• What is being asked
Word for word, write the records out again, but omit each picture.

[App and web page records]
--- START ---

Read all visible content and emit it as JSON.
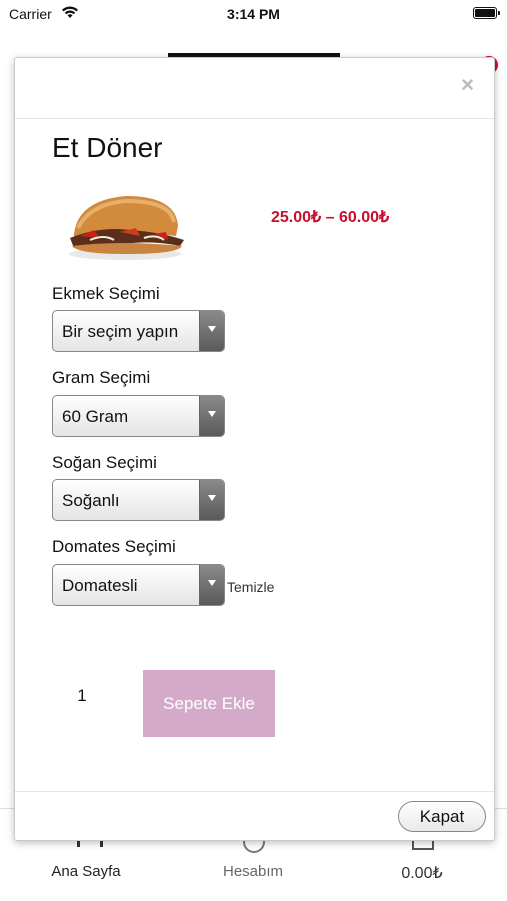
{
  "status_bar": {
    "carrier": "Carrier",
    "time": "3:14 PM"
  },
  "bottom_nav": {
    "items": [
      {
        "label": "Ana Sayfa",
        "icon": "home-icon"
      },
      {
        "label": "Hesabım",
        "icon": "account-icon"
      },
      {
        "label": "0.00₺",
        "icon": "cart-icon"
      }
    ]
  },
  "modal": {
    "close_symbol": "×",
    "title": "Et Döner",
    "image_alt": "Et Döner",
    "price_range": "25.00₺ – 60.00₺",
    "options": [
      {
        "label": "Ekmek Seçimi",
        "value": "Bir seçim yapın"
      },
      {
        "label": "Gram Seçimi",
        "value": "60 Gram"
      },
      {
        "label": "Soğan Seçimi",
        "value": "Soğanlı"
      },
      {
        "label": "Domates Seçimi",
        "value": "Domatesli"
      }
    ],
    "clear_label": "Temizle",
    "quantity": "1",
    "add_to_cart_label": "Sepete Ekle",
    "footer_close_label": "Kapat"
  },
  "colors": {
    "price": "#c8102e",
    "add_to_cart_bg": "#d3aac8"
  }
}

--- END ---

• Response area
Read all visible content and emit it as JSON.
{
  "status_bar": {
    "carrier": "Carrier",
    "time": "3:14 PM"
  },
  "bottom_nav": {
    "items": [
      {
        "label": "Ana Sayfa",
        "icon": "home-icon"
      },
      {
        "label": "Hesabım",
        "icon": "account-icon"
      },
      {
        "label": "0.00₺",
        "icon": "cart-icon"
      }
    ]
  },
  "modal": {
    "close_symbol": "×",
    "title": "Et Döner",
    "image_alt": "Et Döner",
    "price_range": "25.00₺ – 60.00₺",
    "options": [
      {
        "label": "Ekmek Seçimi",
        "value": "Bir seçim yapın"
      },
      {
        "label": "Gram Seçimi",
        "value": "60 Gram"
      },
      {
        "label": "Soğan Seçimi",
        "value": "Soğanlı"
      },
      {
        "label": "Domates Seçimi",
        "value": "Domatesli"
      }
    ],
    "clear_label": "Temizle",
    "quantity": "1",
    "add_to_cart_label": "Sepete Ekle",
    "footer_close_label": "Kapat"
  },
  "colors": {
    "price": "#c8102e",
    "add_to_cart_bg": "#d3aac8"
  }
}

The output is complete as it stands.